Thank you very much, Chairman Levitt and distinguished members of the committee. Please accept my apologies, also, for the misunderstanding on the timing of this.
I'll add some insights on thinking about climate's impact on the future of geopolitics in the Arctic. In our research we have found it useful to consider the potential effects of climate change on Arctic geopolitics in the context of other factors that influence activity in the region in two ways.
First, forces other than climate can also play a fundamental role in promoting, restricting or otherwise spatially influencing access to the Arctic. These forces include technological advancements such as the ability to operate in icy waters, automate processes and connect to different networks; legal conventions and regulations; military postures and operations; and widely observed operational and cultural norms, including those related to risk-taking. Other forces shape activity in the Arctic by either motivating or discouraging it. Examples of these include economic opportunities as well as socio-cultural priorities such as support to indigenous communities and the symbolic importance of the North Pole.
Though scenarios may often prove to be wrong, we have found them useful in our exploration of focal issues that might challenge, or not, co-operation and security in the Arctic.
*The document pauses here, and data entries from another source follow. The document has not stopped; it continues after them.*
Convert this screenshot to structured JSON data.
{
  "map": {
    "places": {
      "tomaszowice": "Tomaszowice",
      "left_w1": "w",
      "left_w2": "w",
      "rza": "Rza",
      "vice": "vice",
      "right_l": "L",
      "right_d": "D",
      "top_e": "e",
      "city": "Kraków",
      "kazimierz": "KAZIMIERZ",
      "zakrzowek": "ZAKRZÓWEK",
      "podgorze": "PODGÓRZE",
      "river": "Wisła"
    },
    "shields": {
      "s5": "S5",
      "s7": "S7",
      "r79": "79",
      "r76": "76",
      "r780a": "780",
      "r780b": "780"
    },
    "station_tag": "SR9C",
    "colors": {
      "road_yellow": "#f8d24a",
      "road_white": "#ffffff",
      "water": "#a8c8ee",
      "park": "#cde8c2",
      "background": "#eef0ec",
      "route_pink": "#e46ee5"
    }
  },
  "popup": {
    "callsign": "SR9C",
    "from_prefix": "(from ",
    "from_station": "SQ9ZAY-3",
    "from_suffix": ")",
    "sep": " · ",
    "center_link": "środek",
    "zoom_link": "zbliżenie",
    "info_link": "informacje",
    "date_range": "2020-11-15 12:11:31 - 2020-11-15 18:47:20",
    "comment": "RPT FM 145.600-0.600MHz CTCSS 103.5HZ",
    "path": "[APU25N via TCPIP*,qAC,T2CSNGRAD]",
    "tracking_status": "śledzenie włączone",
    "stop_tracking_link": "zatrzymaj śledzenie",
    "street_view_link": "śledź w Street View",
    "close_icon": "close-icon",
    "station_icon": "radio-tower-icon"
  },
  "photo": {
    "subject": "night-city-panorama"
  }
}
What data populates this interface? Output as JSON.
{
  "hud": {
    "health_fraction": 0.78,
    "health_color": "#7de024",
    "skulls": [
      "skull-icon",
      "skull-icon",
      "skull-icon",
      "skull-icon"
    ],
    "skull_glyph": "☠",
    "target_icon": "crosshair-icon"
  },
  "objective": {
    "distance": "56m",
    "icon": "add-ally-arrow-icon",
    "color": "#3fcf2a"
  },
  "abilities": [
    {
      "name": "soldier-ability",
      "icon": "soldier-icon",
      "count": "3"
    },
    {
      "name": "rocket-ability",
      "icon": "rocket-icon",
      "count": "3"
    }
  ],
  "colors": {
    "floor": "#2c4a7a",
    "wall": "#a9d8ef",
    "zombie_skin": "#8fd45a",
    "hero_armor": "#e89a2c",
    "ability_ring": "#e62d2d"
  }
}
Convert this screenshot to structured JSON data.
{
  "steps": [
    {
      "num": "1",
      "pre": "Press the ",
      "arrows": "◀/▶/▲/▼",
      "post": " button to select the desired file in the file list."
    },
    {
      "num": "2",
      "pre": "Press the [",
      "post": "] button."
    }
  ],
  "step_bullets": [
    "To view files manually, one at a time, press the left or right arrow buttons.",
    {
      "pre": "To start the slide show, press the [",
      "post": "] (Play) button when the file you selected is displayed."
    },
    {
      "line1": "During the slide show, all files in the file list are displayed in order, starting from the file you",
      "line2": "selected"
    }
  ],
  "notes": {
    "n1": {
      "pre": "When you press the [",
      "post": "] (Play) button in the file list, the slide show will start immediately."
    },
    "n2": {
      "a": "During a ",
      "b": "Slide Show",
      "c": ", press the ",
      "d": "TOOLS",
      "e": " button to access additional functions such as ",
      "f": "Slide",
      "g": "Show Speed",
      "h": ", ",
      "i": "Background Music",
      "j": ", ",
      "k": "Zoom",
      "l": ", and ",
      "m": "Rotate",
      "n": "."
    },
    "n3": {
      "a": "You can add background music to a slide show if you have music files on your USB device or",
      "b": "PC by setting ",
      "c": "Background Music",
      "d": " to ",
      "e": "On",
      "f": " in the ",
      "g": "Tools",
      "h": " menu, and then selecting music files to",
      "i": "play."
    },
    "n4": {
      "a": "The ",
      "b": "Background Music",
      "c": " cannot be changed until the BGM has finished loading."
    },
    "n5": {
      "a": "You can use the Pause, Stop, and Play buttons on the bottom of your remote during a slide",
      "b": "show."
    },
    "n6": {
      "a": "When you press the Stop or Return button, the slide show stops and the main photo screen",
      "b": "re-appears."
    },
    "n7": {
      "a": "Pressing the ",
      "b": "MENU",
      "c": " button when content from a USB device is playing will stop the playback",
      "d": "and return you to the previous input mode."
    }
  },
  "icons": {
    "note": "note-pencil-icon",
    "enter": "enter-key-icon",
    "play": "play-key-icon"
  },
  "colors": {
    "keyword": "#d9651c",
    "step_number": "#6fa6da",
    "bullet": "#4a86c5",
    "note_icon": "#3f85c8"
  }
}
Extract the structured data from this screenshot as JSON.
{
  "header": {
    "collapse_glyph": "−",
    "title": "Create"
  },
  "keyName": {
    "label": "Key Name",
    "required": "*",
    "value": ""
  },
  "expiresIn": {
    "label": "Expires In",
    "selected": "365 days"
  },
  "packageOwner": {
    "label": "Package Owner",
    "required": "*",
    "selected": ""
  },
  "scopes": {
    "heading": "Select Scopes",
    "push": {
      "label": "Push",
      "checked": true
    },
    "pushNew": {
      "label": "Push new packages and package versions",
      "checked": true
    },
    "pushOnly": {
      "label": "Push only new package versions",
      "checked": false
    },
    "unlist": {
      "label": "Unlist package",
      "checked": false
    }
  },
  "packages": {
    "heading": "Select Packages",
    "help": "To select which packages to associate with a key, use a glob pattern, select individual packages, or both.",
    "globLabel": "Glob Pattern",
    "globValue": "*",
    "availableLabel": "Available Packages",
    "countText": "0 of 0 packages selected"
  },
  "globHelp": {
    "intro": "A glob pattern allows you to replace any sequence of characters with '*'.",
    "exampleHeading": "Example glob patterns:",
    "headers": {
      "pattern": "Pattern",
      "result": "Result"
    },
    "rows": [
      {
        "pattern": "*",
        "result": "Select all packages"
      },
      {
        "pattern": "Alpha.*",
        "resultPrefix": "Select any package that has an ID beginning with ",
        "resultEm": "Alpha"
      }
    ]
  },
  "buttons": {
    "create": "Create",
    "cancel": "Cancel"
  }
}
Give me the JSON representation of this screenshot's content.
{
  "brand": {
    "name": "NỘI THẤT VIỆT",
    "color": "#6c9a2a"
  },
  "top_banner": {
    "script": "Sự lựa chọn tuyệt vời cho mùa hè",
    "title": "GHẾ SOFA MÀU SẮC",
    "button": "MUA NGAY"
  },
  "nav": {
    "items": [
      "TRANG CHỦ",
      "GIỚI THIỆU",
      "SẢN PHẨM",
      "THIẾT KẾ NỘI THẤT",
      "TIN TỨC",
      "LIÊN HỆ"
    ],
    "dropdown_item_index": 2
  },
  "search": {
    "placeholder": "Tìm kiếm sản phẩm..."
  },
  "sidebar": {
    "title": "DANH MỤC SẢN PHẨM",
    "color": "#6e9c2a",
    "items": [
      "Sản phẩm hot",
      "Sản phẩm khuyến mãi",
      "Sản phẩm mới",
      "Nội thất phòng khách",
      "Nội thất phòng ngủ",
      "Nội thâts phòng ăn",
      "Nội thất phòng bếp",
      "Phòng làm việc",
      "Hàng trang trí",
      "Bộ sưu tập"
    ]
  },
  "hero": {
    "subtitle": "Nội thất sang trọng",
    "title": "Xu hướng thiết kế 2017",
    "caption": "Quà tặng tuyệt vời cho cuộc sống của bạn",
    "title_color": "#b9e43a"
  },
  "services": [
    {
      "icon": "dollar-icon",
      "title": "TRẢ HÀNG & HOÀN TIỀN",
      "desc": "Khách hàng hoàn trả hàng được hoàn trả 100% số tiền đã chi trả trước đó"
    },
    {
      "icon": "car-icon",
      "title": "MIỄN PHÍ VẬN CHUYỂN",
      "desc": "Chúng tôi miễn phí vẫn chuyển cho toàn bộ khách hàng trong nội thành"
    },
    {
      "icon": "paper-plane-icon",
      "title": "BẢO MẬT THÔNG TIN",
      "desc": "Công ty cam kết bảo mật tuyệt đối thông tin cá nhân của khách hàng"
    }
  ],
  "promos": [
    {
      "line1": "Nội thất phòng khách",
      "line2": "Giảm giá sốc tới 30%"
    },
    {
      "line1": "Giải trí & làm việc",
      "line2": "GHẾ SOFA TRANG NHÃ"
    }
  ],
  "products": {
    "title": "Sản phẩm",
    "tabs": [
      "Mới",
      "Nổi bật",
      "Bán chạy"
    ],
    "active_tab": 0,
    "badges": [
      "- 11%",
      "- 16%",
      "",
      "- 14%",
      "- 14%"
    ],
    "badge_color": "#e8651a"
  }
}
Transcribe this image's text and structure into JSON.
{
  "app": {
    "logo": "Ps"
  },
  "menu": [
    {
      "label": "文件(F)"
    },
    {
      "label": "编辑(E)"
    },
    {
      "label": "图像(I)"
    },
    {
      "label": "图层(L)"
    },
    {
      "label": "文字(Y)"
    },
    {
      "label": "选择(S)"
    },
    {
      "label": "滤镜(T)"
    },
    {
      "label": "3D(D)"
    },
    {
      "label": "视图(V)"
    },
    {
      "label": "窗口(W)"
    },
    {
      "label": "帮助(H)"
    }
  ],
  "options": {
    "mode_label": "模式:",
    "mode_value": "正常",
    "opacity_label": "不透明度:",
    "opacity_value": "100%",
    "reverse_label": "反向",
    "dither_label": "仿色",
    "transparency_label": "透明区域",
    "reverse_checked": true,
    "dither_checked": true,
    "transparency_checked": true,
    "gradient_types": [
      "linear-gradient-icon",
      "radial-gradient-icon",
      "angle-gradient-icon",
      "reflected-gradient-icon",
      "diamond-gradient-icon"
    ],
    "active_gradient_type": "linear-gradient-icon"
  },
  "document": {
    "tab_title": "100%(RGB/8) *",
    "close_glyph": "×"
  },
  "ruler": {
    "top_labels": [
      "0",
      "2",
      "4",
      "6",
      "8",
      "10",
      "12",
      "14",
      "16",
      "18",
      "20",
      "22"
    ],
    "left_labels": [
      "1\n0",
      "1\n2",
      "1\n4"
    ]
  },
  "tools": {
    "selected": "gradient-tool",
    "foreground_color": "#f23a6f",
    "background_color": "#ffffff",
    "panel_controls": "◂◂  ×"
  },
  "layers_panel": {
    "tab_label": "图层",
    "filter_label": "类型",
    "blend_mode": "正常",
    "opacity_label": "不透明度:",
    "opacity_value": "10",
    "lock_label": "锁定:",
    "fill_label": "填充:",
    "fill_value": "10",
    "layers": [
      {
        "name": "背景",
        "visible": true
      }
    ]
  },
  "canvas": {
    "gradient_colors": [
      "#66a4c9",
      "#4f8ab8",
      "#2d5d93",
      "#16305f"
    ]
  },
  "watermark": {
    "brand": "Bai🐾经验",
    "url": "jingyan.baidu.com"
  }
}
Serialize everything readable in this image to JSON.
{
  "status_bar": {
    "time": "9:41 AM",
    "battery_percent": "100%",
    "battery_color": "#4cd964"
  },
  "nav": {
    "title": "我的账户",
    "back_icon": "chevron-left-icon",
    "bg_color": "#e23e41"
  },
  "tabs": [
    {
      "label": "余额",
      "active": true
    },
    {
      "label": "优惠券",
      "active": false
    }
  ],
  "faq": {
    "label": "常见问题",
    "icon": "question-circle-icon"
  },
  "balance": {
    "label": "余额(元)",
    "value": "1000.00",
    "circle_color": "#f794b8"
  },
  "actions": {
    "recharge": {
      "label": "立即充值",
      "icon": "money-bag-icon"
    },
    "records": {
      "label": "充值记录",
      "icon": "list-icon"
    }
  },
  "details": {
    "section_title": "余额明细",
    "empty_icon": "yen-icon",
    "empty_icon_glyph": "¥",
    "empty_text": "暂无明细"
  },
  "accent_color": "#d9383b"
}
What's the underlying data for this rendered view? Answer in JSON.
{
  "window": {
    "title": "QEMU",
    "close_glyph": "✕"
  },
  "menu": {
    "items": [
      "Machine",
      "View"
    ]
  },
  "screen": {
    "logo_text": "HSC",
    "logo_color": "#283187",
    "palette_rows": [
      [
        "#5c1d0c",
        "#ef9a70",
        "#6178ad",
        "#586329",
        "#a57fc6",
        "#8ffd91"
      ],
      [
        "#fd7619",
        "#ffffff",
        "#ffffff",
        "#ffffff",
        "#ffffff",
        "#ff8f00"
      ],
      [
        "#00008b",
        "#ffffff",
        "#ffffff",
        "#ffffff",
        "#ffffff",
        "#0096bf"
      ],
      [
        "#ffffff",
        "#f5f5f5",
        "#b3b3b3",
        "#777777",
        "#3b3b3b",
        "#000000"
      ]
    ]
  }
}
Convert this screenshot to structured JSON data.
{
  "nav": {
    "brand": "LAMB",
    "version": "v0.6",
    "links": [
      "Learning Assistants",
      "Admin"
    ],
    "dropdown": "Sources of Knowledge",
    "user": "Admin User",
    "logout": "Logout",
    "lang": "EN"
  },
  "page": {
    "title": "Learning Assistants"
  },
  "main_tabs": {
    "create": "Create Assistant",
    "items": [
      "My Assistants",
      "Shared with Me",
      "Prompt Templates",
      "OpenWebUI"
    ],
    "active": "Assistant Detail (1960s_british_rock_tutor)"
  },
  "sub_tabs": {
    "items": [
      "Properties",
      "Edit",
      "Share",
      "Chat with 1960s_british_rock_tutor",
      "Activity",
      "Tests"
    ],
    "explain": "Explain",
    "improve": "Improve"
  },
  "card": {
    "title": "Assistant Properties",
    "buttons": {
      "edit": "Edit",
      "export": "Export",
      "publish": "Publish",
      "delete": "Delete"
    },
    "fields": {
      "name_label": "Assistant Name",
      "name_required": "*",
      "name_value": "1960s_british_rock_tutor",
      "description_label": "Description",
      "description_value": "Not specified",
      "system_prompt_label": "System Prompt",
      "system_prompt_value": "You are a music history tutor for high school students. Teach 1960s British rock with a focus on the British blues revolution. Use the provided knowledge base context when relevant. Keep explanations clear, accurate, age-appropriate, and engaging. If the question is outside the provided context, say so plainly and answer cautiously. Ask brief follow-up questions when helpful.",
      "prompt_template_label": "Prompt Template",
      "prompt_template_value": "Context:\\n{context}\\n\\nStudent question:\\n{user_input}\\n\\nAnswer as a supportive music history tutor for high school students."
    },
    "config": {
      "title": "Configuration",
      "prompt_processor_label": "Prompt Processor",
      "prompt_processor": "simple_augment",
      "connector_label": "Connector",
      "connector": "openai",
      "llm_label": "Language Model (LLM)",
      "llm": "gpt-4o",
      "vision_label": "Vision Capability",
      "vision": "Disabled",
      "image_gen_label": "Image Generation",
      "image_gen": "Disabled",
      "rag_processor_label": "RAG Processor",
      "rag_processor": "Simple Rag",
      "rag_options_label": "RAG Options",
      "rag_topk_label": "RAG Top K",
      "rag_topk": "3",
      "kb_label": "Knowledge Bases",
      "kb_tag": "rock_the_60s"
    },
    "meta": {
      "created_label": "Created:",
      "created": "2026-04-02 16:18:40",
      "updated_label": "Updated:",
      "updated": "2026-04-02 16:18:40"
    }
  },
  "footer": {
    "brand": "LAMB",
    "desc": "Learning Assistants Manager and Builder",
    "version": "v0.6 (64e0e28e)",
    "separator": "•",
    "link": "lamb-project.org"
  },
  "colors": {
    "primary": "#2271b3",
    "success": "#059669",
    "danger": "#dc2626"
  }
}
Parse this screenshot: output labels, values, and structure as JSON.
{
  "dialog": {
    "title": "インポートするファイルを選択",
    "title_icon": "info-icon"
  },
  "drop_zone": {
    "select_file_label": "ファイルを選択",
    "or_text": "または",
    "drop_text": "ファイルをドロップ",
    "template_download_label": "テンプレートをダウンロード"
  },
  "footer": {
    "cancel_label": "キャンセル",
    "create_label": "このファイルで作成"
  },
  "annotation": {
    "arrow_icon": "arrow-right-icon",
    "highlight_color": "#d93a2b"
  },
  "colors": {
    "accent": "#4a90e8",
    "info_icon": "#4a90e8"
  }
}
My written testimony includes some of the topics we've explored.
Overall our research has found relatively few flashpoints that would plausibly undermine international co-operation in the Arctic in the 2020s and 2030s under the growing changes influenced by climate. However, there are a few wild cards that could, under rare circumstances, lead to increasing tensions and result in some form of breakdown in vision and communication between Arctic nations and stakeholders.
These include three wild cards: first, should maritime access and activity increase faster than countries anticipate and can manage with existing physical infrastructure, regulations and other supporting functions; second, if untapped Arctic offshore oil and gas suddenly become much more economically viable and countries perceive their seabed claims as contested; and the third and final one I'll mention, should nations perceive a security void in the region brought on by a series of maritime safety and security incidents that reflect negatively on co-operation, and in this context, if nations decide to take stances on longer-term security issues.
In conclusion, Arctic nations may increasingly contend with the need to find a forum or forums in which to appropriately discuss security-related matters. With barriers to physical access changing because of climate, it may be necessary to consider whether it's possible to open new dialogues to the mutual benefit of all stakeholders.